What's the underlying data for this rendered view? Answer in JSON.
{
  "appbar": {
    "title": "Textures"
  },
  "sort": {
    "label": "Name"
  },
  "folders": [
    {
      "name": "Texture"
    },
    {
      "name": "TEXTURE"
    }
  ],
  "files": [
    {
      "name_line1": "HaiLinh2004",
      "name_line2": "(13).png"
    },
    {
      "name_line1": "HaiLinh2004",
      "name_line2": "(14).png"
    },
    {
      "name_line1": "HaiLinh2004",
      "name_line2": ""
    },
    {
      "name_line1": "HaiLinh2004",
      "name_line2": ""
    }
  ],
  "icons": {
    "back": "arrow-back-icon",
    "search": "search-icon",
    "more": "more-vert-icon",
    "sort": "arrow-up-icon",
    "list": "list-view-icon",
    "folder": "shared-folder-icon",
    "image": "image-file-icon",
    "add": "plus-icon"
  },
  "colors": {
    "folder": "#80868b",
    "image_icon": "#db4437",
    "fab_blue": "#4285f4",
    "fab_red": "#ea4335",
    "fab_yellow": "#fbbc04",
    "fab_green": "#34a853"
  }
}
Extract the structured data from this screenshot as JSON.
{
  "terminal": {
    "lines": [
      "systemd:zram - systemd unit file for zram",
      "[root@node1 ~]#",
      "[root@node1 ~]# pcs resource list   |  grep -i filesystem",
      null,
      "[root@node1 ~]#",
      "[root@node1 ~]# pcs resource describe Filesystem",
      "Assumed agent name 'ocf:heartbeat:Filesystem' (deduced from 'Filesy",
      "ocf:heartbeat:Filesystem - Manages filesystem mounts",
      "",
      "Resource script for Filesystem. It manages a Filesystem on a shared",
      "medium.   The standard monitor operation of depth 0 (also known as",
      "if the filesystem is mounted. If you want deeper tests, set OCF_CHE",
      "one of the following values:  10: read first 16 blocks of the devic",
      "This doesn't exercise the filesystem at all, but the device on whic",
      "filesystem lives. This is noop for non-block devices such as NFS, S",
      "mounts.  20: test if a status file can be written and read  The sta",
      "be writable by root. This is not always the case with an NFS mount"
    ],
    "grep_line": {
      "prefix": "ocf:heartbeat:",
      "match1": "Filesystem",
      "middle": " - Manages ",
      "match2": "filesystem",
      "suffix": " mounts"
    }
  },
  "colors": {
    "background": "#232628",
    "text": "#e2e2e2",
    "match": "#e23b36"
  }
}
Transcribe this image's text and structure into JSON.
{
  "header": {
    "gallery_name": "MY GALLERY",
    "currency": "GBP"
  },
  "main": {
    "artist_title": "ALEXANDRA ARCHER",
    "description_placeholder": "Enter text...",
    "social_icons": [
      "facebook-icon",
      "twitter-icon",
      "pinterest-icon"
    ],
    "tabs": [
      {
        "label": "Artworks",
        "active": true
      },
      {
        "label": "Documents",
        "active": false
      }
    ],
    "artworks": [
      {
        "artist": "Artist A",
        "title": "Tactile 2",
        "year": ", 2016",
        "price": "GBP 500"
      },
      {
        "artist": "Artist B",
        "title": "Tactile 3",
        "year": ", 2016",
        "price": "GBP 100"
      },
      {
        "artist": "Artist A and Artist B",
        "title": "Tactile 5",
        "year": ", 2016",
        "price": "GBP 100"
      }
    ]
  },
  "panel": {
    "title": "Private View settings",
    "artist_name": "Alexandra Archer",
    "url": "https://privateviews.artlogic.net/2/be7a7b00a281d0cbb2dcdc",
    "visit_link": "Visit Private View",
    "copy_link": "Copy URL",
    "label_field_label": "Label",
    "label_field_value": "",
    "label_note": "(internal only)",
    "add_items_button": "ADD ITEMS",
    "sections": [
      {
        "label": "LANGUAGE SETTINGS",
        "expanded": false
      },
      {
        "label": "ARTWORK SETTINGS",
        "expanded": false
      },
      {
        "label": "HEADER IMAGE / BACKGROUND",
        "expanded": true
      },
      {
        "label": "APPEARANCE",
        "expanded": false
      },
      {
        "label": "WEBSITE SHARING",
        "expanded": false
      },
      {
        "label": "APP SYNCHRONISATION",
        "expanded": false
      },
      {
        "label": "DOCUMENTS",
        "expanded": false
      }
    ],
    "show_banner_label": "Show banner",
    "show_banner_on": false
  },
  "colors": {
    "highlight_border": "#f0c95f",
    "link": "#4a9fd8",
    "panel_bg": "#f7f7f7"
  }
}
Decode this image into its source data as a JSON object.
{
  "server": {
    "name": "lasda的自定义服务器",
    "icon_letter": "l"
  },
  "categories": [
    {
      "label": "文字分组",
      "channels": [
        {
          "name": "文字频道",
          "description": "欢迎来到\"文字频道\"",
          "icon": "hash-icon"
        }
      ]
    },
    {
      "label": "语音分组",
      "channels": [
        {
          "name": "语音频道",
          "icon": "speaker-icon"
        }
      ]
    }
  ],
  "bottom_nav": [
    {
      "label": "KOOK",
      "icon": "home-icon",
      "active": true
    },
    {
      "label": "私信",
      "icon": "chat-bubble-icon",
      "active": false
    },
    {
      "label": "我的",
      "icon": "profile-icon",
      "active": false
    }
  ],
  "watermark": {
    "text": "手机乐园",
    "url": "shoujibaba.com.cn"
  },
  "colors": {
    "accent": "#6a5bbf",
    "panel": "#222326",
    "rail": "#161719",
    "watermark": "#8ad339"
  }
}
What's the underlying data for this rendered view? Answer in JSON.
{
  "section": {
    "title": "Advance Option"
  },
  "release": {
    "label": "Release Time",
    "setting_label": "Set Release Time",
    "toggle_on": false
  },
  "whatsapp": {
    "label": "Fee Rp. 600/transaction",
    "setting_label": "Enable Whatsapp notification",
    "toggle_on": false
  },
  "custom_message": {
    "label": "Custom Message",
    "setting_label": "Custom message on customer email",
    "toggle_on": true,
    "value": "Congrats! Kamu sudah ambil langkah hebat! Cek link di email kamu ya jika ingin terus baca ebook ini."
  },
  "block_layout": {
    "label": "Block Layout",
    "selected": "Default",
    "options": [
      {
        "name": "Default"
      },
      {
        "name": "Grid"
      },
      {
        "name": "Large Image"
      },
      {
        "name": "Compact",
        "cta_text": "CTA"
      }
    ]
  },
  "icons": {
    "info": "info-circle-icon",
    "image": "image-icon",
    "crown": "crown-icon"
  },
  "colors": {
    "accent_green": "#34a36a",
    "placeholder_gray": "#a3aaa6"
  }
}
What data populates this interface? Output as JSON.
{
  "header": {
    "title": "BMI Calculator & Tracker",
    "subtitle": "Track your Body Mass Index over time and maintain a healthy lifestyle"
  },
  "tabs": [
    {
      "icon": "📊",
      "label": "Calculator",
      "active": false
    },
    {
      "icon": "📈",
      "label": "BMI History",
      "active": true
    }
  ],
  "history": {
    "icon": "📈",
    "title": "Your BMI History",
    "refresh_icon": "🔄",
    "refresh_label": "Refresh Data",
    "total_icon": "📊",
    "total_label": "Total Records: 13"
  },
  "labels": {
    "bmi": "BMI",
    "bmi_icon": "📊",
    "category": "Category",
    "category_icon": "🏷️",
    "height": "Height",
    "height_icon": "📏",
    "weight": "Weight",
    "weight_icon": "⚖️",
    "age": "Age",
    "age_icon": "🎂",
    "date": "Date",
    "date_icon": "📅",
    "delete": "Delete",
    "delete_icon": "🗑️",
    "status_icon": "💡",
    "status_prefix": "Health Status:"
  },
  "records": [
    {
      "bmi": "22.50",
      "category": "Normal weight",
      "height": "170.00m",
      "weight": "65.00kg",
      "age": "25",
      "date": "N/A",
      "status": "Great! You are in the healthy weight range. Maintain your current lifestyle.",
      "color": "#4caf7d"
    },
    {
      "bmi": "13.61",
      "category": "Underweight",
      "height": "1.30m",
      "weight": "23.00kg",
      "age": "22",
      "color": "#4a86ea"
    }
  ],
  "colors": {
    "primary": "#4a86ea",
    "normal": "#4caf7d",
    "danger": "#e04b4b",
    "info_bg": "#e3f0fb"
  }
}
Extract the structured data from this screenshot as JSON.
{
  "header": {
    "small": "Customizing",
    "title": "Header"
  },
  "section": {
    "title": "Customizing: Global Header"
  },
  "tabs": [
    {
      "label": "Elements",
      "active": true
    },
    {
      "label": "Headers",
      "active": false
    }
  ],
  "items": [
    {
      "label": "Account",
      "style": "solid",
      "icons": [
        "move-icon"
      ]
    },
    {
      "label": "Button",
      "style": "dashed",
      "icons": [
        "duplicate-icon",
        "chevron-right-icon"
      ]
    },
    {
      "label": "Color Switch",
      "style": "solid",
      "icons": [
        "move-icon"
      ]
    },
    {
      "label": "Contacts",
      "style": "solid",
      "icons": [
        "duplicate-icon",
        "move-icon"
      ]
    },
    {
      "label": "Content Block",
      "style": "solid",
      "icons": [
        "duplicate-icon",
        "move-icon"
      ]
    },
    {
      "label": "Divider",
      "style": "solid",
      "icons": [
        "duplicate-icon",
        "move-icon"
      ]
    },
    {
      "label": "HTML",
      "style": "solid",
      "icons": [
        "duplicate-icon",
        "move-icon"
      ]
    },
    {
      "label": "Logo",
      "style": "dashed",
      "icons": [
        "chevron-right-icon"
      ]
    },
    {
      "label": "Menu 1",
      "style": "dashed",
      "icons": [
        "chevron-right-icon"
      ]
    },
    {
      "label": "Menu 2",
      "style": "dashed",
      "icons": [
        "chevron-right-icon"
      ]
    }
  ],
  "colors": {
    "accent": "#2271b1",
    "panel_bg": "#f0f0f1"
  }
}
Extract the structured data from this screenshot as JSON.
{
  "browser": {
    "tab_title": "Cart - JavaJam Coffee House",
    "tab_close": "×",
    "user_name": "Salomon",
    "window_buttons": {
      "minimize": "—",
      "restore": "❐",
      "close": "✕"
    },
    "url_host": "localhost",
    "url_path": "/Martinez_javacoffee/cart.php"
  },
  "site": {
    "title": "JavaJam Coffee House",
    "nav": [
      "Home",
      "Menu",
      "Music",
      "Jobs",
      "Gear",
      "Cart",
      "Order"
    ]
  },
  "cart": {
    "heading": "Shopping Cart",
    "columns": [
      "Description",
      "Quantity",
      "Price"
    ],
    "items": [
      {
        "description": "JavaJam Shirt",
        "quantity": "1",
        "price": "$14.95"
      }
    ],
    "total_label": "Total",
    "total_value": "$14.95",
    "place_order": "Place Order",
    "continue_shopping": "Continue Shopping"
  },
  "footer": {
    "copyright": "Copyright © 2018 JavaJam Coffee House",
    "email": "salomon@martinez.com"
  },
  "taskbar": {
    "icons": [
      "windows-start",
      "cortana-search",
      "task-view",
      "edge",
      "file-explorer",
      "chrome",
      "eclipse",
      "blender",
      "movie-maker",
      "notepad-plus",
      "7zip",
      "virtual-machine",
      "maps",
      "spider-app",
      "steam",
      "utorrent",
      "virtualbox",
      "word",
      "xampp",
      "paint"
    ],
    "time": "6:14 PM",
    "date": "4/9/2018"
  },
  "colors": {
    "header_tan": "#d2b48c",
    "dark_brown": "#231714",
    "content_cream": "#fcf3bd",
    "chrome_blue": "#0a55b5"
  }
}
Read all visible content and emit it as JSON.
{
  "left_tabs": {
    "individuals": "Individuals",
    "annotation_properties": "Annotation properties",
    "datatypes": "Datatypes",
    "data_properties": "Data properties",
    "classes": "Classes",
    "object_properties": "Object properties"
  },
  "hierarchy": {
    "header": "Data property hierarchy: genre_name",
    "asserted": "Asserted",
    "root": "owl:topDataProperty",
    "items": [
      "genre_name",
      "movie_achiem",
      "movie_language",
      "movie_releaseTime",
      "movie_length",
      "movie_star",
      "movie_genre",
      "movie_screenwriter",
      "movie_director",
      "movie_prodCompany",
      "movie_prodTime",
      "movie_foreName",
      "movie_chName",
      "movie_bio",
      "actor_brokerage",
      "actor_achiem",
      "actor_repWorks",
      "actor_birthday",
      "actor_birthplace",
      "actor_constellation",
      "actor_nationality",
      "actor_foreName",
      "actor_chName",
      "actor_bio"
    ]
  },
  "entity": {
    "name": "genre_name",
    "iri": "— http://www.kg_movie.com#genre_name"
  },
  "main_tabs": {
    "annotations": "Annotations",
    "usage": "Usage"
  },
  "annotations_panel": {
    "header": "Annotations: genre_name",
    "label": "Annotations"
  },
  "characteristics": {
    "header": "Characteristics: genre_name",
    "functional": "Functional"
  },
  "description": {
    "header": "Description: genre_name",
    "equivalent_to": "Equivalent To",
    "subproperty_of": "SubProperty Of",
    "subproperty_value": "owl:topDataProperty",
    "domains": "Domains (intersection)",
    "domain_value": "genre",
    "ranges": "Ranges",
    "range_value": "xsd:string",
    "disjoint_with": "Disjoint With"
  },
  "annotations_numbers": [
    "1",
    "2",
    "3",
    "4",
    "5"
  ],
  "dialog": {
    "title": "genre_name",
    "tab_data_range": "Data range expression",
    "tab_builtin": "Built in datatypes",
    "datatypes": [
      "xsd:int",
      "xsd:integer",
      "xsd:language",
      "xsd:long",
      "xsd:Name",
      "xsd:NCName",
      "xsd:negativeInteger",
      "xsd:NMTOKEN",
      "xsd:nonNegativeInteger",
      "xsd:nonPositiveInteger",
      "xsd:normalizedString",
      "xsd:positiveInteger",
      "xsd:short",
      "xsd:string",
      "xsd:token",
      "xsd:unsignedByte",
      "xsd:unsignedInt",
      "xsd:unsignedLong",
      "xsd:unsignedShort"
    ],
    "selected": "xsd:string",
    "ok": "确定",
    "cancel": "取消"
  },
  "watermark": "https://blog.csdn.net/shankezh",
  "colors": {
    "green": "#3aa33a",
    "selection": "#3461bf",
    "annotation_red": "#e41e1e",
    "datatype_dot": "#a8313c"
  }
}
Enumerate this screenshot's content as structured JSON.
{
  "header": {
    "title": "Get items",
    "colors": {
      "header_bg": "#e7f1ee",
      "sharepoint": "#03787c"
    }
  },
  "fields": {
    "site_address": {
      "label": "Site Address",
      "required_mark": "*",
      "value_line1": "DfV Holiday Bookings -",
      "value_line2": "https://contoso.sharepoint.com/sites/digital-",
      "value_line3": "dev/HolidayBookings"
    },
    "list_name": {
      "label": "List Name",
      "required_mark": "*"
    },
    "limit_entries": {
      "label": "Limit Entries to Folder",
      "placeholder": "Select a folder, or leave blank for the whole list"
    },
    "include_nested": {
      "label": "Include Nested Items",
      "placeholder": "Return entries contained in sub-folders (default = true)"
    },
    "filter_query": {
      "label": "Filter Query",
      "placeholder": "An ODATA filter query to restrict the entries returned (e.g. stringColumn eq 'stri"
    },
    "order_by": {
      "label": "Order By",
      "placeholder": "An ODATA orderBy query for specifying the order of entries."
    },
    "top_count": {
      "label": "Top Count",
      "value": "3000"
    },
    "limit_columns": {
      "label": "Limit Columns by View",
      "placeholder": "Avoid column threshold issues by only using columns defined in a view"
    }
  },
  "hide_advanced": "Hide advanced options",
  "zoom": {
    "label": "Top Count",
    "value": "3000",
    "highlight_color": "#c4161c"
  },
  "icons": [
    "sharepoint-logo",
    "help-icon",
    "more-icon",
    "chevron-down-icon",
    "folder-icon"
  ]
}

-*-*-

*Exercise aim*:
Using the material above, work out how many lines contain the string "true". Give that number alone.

*Response box*:
7